In the listing that follows, determine how many lines include the word "true". Respond with that number alone.

--- Data ---

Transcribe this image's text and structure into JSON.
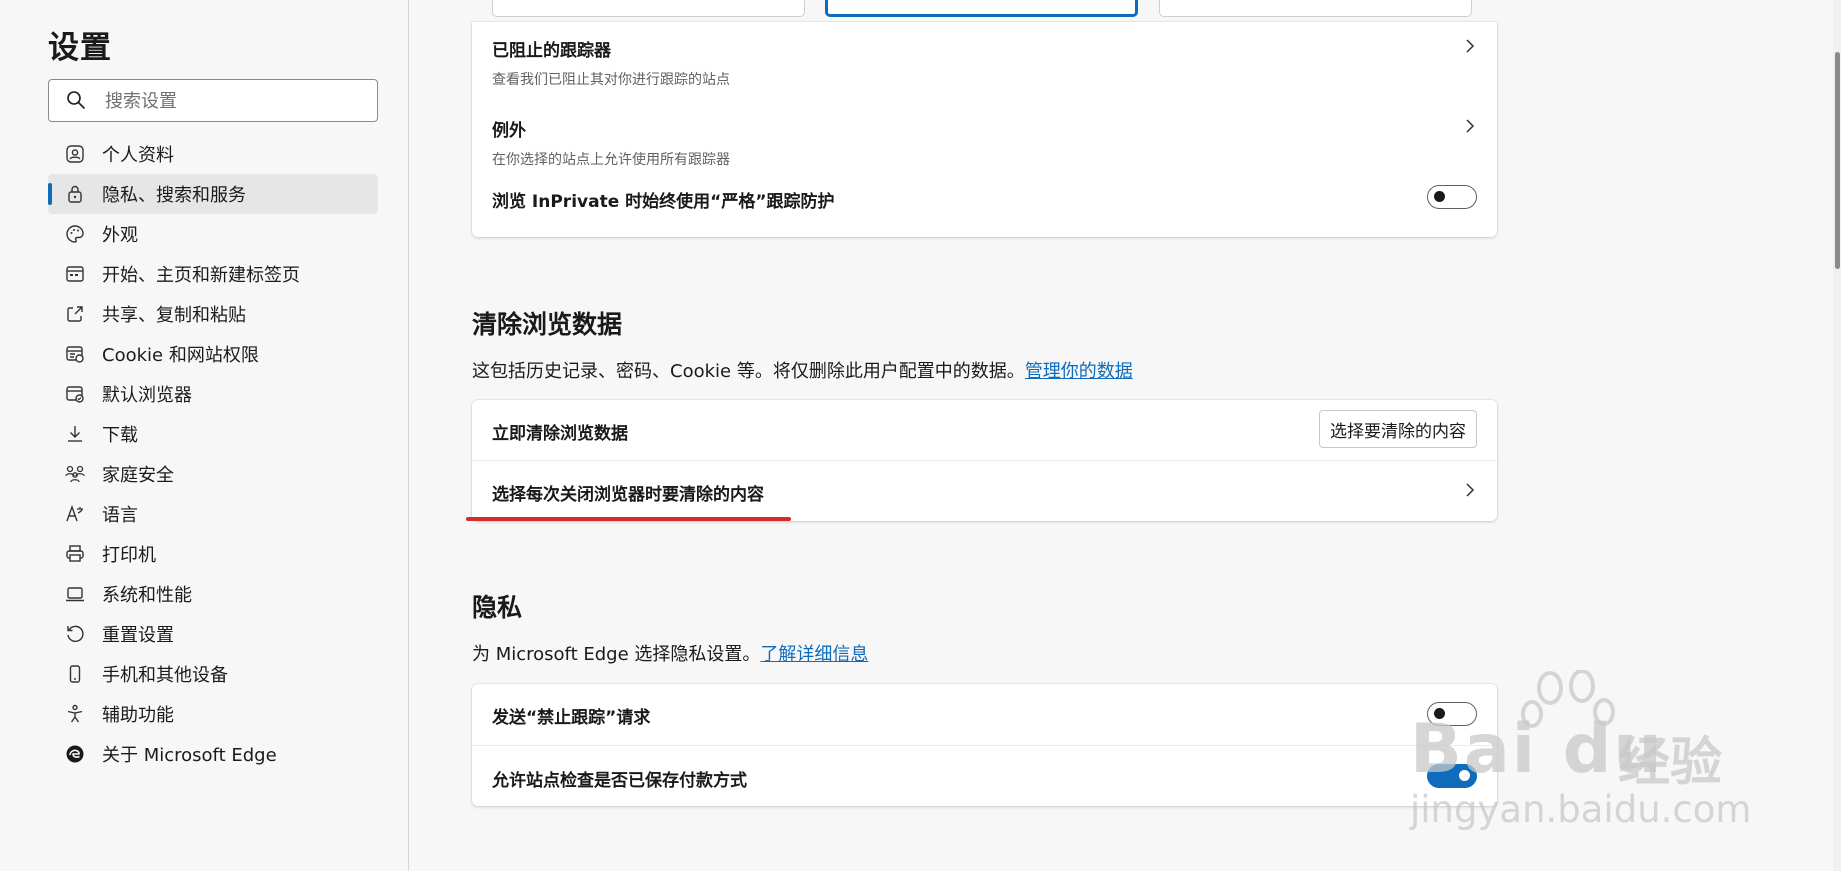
{
  "sidebar": {
    "title": "设置",
    "search_placeholder": "搜索设置",
    "items": [
      {
        "label": "个人资料",
        "icon": "profile-icon"
      },
      {
        "label": "隐私、搜索和服务",
        "icon": "lock-icon",
        "active": true
      },
      {
        "label": "外观",
        "icon": "palette-icon"
      },
      {
        "label": "开始、主页和新建标签页",
        "icon": "home-tabs-icon"
      },
      {
        "label": "共享、复制和粘贴",
        "icon": "share-icon"
      },
      {
        "label": "Cookie 和网站权限",
        "icon": "site-permissions-icon"
      },
      {
        "label": "默认浏览器",
        "icon": "default-browser-icon"
      },
      {
        "label": "下载",
        "icon": "download-icon"
      },
      {
        "label": "家庭安全",
        "icon": "family-icon"
      },
      {
        "label": "语言",
        "icon": "language-icon"
      },
      {
        "label": "打印机",
        "icon": "printer-icon"
      },
      {
        "label": "系统和性能",
        "icon": "laptop-icon"
      },
      {
        "label": "重置设置",
        "icon": "reset-icon"
      },
      {
        "label": "手机和其他设备",
        "icon": "phone-icon"
      },
      {
        "label": "辅助功能",
        "icon": "accessibility-icon"
      },
      {
        "label": "关于 Microsoft Edge",
        "icon": "edge-icon"
      }
    ]
  },
  "tracking": {
    "blocked_title": "已阻止的跟踪器",
    "blocked_sub": "查看我们已阻止其对你进行跟踪的站点",
    "exceptions_title": "例外",
    "exceptions_sub": "在你选择的站点上允许使用所有跟踪器",
    "inprivate_label": "浏览 InPrivate 时始终使用“严格”跟踪防护",
    "inprivate_on": false
  },
  "clear_data": {
    "title": "清除浏览数据",
    "desc": "这包括历史记录、密码、Cookie 等。将仅删除此用户配置中的数据。",
    "desc_link": "管理你的数据",
    "now_label": "立即清除浏览数据",
    "choose_button": "选择要清除的内容",
    "on_close_label": "选择每次关闭浏览器时要清除的内容"
  },
  "privacy": {
    "title": "隐私",
    "desc": "为 Microsoft Edge 选择隐私设置。",
    "desc_link": "了解详细信息",
    "dnt_label": "发送“禁止跟踪”请求",
    "dnt_on": false,
    "payment_label": "允许站点检查是否已保存付款方式",
    "payment_on": true
  },
  "watermark": {
    "brand": "Bai du",
    "cn": "经验",
    "url": "jingyan.baidu.com"
  },
  "colors": {
    "accent": "#0f6cbd",
    "highlight": "#d42b2b"
  }
}
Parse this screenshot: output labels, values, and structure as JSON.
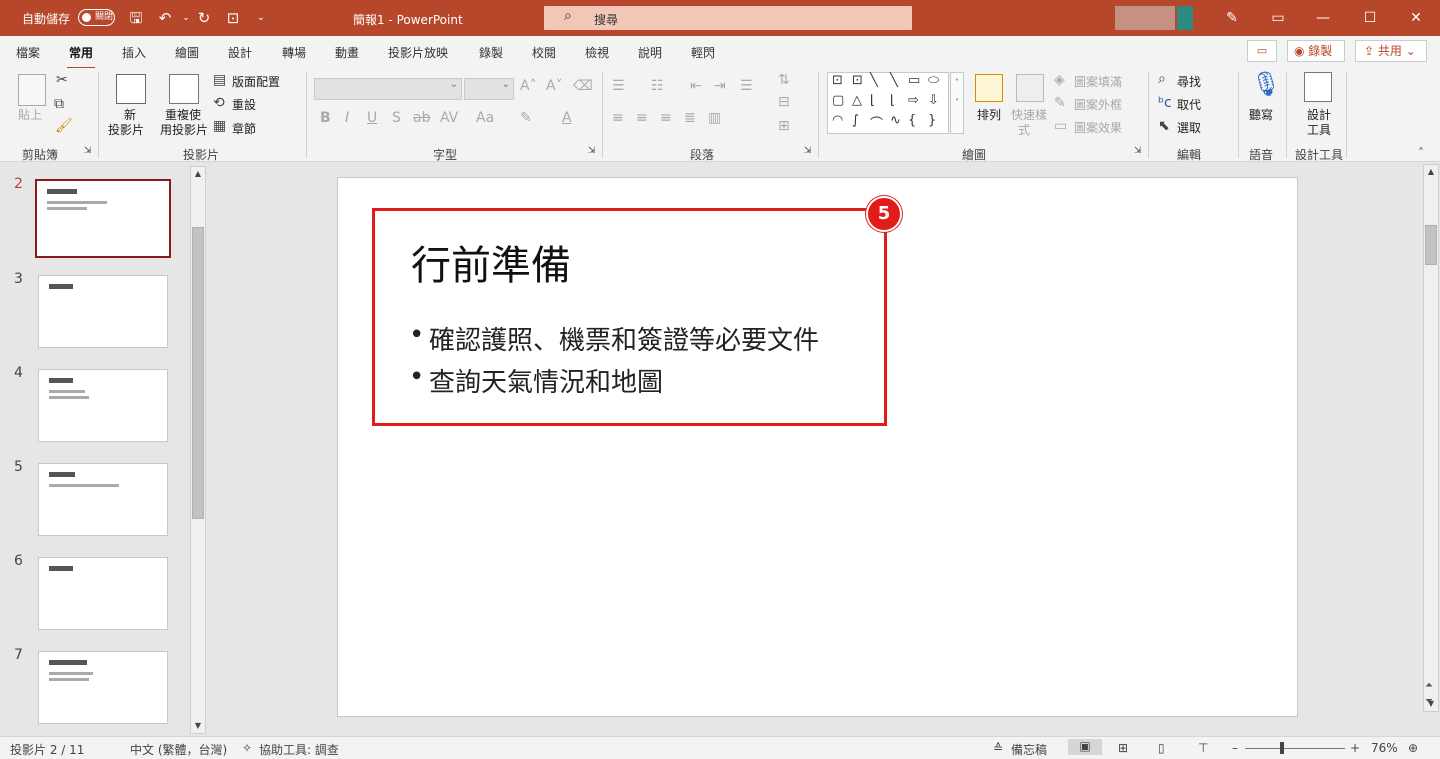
{
  "titlebar": {
    "autosave_label": "自動儲存",
    "autosave_toggle": "關閉",
    "doc_title": "簡報1 - PowerPoint",
    "search_placeholder": "搜尋",
    "bg_color": "#b7472a"
  },
  "tabs": [
    "檔案",
    "常用",
    "插入",
    "繪圖",
    "設計",
    "轉場",
    "動畫",
    "投影片放映",
    "錄製",
    "校閱",
    "檢視",
    "說明",
    "輕閃"
  ],
  "active_tab": "常用",
  "tab_right": {
    "record": "錄製",
    "share": "共用"
  },
  "ribbon": {
    "clipboard": {
      "paste": "貼上",
      "label": "剪貼簿"
    },
    "slides": {
      "new_slide_1": "新",
      "new_slide_2": "投影片",
      "reuse_1": "重複使",
      "reuse_2": "用投影片",
      "layout": "版面配置",
      "reset": "重設",
      "section": "章節",
      "label": "投影片"
    },
    "font": {
      "label": "字型",
      "bold": "B",
      "italic": "I",
      "underline": "U",
      "shadow": "S",
      "strike": "ab",
      "spacing": "AV",
      "case": "Aa",
      "font_color": "A"
    },
    "paragraph": {
      "label": "段落"
    },
    "drawing": {
      "arrange": "排列",
      "quick_styles_1": "快速樣",
      "quick_styles_2": "式",
      "shape_fill": "圖案填滿",
      "shape_outline": "圖案外框",
      "shape_effects": "圖案效果",
      "label": "繪圖"
    },
    "editing": {
      "find": "尋找",
      "replace": "取代",
      "select": "選取",
      "label": "編輯"
    },
    "voice": {
      "dictate": "聽寫",
      "label": "語音"
    },
    "designer": {
      "label_1": "設計",
      "label_2": "工具",
      "group_label": "設計工具"
    }
  },
  "thumbnails": [
    {
      "num": "2",
      "selected": true
    },
    {
      "num": "3",
      "selected": false
    },
    {
      "num": "4",
      "selected": false
    },
    {
      "num": "5",
      "selected": false
    },
    {
      "num": "6",
      "selected": false
    },
    {
      "num": "7",
      "selected": false
    }
  ],
  "slide": {
    "title": "行前準備",
    "bullets": [
      "確認護照、機票和簽證等必要文件",
      "查詢天氣情況和地圖"
    ],
    "callout_number": "5",
    "callout_color": "#e21b1b"
  },
  "status": {
    "slide_pos": "投影片 2 / 11",
    "language": "中文 (繁體，台灣)",
    "accessibility": "協助工具: 調查",
    "notes": "備忘稿",
    "zoom": "76%"
  }
}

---

### Your solution
3